* **Work request**:
Find all lines in the listing that include the word "screenshot", then copy them.

※

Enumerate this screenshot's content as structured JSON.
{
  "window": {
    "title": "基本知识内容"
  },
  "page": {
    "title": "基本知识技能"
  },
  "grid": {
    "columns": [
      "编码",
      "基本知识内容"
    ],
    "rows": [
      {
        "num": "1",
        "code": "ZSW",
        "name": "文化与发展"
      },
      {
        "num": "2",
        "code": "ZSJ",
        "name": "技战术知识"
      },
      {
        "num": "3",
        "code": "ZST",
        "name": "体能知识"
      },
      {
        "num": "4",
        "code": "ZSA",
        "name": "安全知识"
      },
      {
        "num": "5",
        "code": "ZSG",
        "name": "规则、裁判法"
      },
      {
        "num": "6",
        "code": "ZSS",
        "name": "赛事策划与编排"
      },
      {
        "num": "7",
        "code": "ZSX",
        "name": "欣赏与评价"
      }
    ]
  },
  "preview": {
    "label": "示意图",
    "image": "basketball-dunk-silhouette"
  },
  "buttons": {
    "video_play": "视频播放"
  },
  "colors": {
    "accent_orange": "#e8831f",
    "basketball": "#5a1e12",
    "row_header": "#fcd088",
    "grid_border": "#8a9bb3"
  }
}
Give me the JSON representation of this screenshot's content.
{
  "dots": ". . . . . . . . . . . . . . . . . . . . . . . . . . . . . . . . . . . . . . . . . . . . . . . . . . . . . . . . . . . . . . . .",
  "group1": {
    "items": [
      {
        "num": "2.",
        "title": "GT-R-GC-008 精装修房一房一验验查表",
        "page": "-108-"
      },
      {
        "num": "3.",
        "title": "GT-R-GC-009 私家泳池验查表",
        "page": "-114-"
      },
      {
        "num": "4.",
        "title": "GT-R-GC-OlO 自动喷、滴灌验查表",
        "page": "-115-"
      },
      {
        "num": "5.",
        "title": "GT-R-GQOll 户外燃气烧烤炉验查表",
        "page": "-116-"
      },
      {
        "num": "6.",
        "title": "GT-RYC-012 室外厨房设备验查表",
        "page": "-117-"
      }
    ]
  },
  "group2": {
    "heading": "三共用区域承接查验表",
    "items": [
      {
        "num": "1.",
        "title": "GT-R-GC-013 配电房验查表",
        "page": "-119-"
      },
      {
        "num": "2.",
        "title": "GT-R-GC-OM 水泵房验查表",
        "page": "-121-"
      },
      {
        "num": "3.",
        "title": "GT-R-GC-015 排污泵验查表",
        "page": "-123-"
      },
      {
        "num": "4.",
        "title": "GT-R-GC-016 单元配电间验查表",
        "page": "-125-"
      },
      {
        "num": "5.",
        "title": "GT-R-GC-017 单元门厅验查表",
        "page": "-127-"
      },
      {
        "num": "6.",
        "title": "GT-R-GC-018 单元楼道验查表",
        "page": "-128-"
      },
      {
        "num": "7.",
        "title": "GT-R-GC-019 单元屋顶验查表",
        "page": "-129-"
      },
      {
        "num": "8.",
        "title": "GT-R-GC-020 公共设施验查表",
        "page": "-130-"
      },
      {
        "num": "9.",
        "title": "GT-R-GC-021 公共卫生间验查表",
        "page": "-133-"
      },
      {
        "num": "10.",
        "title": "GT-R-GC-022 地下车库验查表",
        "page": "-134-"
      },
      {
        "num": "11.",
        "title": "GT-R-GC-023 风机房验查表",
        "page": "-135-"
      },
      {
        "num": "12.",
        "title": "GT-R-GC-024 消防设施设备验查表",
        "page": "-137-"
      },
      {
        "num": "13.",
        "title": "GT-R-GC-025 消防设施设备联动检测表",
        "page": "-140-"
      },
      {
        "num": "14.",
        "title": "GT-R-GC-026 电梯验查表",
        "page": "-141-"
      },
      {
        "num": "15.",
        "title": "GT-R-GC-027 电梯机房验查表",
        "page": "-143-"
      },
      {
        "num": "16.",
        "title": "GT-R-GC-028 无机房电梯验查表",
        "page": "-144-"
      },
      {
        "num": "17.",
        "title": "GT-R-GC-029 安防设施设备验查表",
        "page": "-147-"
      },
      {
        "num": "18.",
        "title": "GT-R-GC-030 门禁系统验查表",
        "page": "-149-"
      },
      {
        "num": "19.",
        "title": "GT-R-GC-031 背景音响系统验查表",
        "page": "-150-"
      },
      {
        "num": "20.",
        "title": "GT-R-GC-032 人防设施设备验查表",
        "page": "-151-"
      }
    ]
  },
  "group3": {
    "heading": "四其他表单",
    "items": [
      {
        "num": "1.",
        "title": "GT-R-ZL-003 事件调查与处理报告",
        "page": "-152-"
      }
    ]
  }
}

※

* **Response**:
Enumerate this screenshot's content as structured JSON.
Give me the JSON representation of this screenshot's content.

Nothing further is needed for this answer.